This is months late, I’m sure. Still, it bears mentioning that I am thankful that Blizzard took the time to create a version of endgame content that could be played by the casual gamer. For the first time since we started playing World of Warcraft three years ago, the rest of the family (who definitely meet the definition of casual players) have been able to experience raid format play, and have been able to take down the main bosses for an expansion while the expansion is still current.

Seriously, this is a heartfelt “thank you” on that score.  Please, keep that up.

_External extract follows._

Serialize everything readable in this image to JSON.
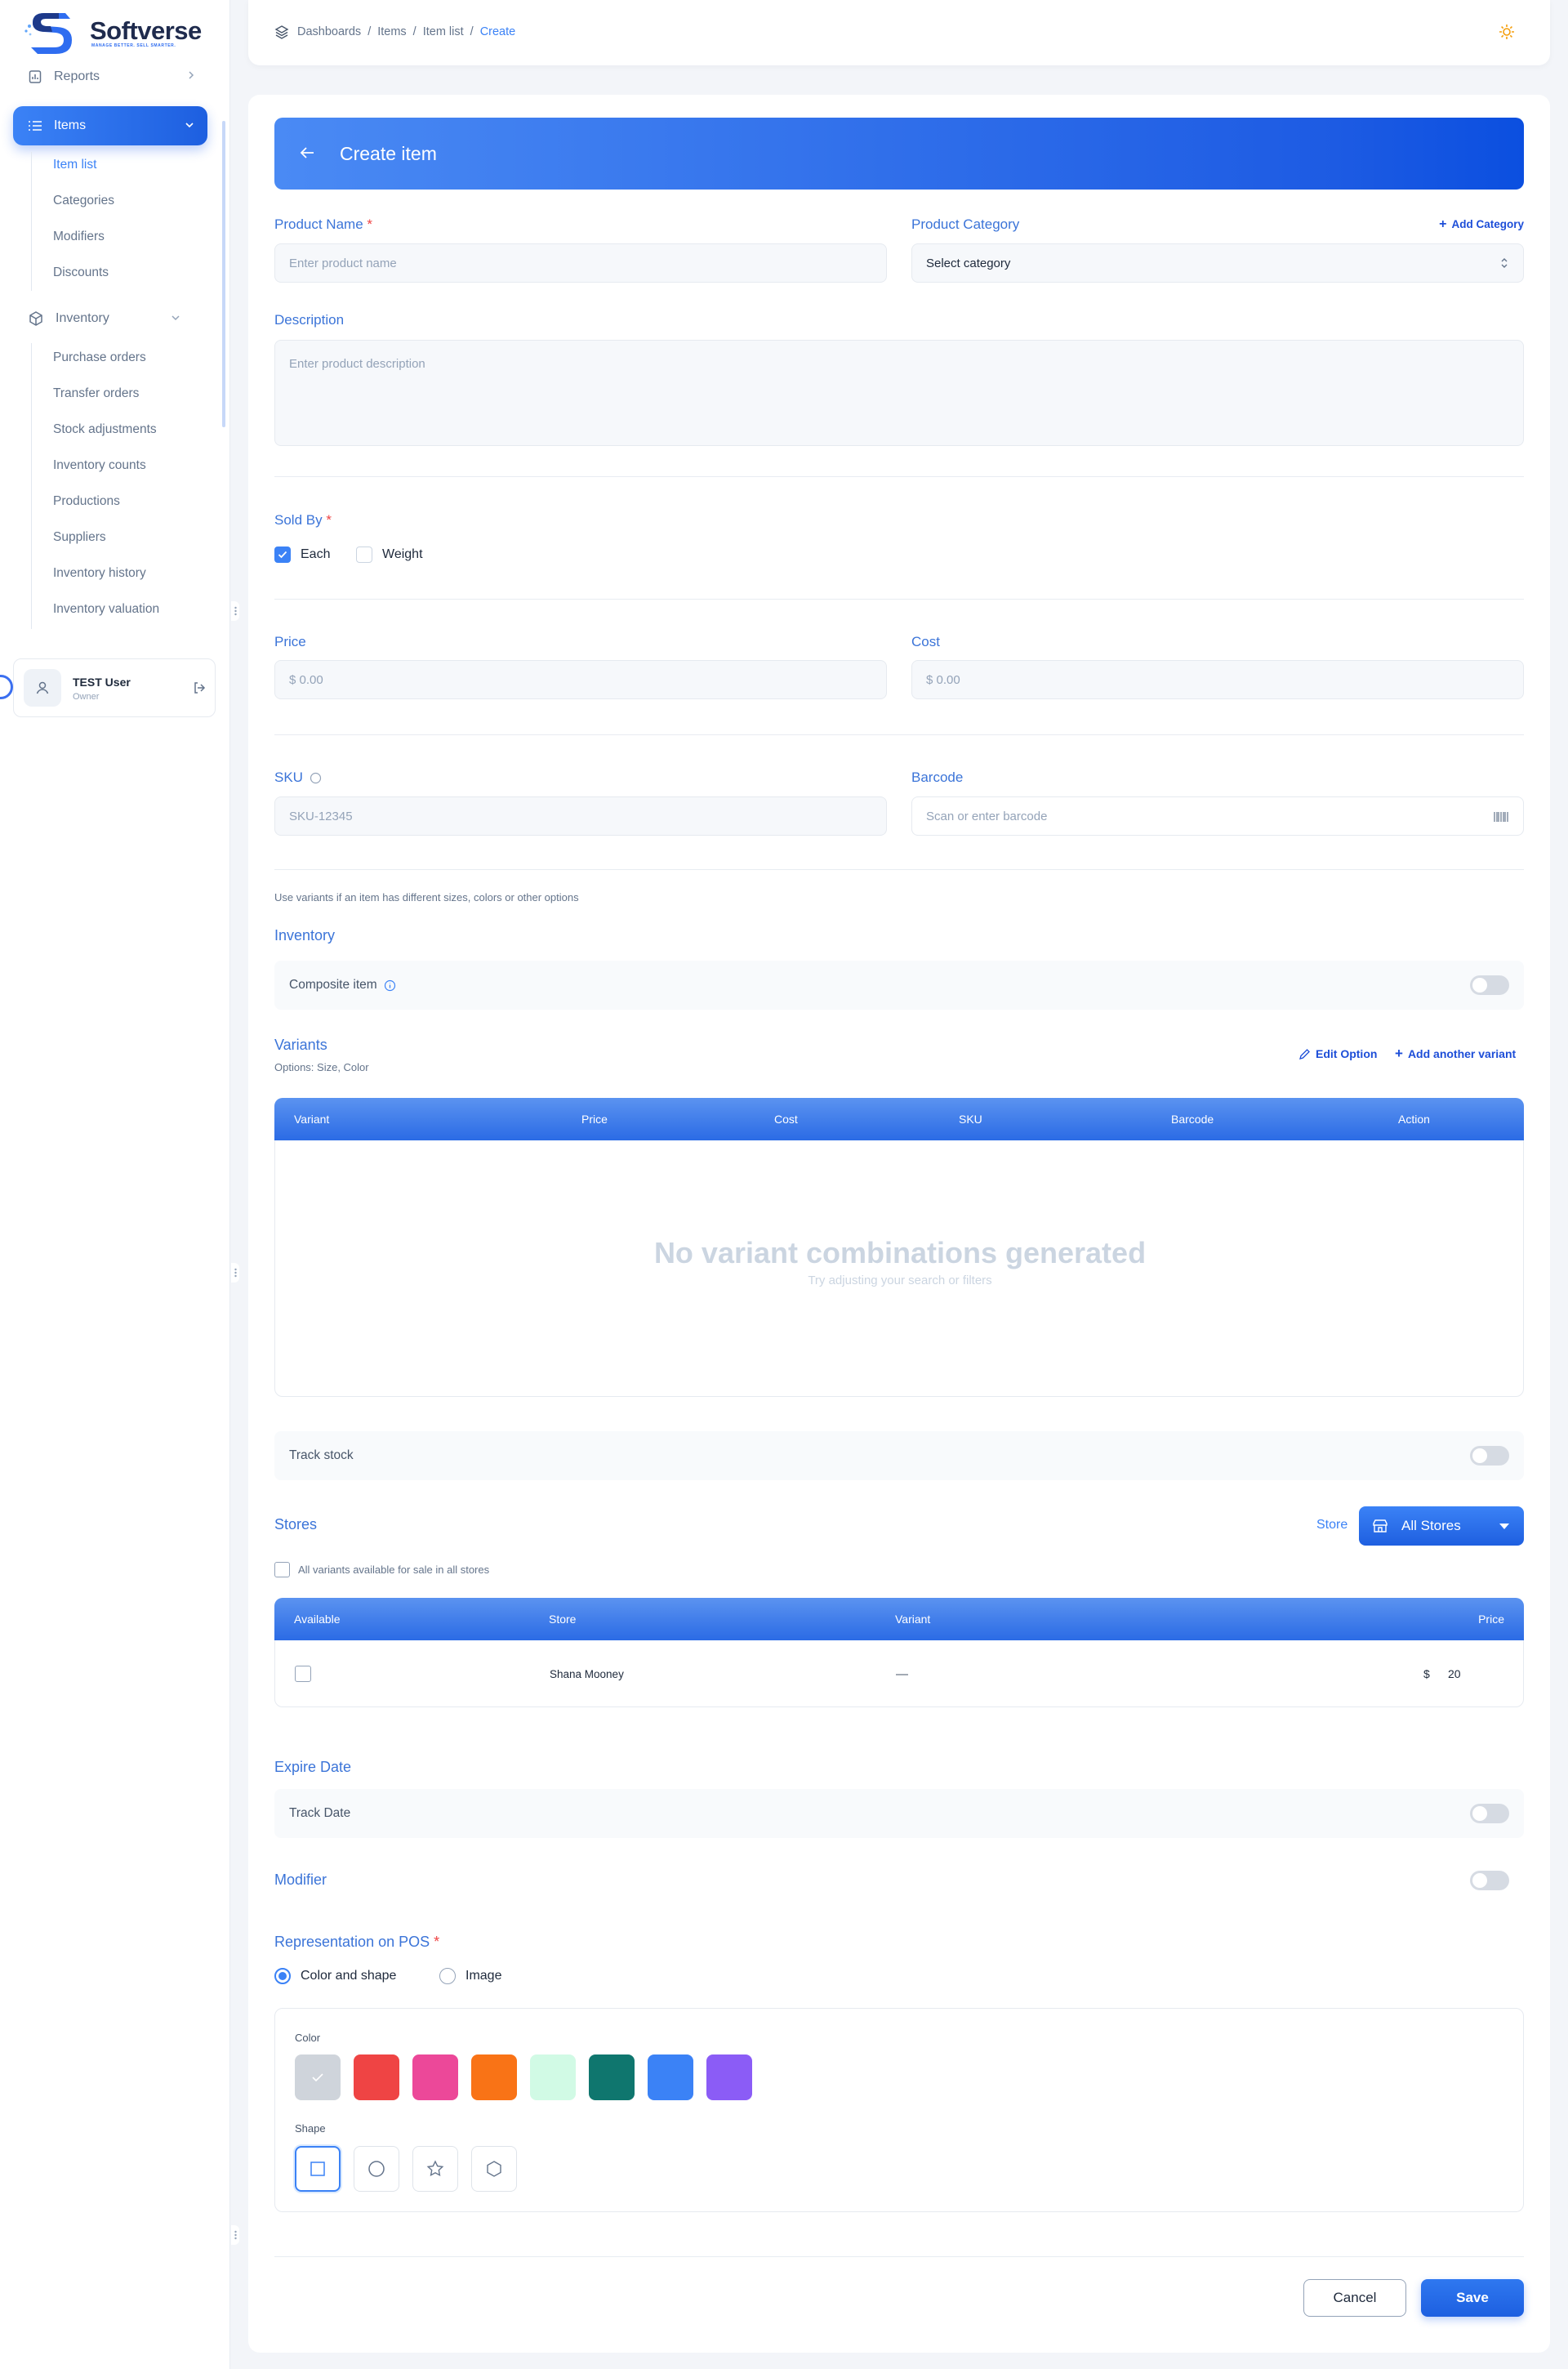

I find myself amazed that I am still playing, after more than a year since my last post where I promised I was going to quit when my script ran out that May. I’m pretty sure it was the annual pass and the bribe of a free copy of Diablo III (which I have been playing more than WoW of late. We own multiple copies of Diablo I and II, that one was a no-brainer) that keeps me on the script list.  It’s not the endgame play which, other than the LFR, has pretty much evolved into what Wrath was right before Cataclysm came out; die hards continuing to play content that they’ve memorized by now, casual players drifting in and out, mat farmers complaining about node ninjas and auction house junkies complaining about not being able to get what they want for stuff that no one wants to buy.

I have to say that the professions are about as useful, more or less, at this point as they were then too.  After the initial bumps of getting the XP going, the programmers have managed to roll out gear that can be created with a reasonable amount of mats, and can be used to gain access to heroics and the LFR. Can’t ask for more than that at this point.

Now for that post about the Panda Expansion in Beta.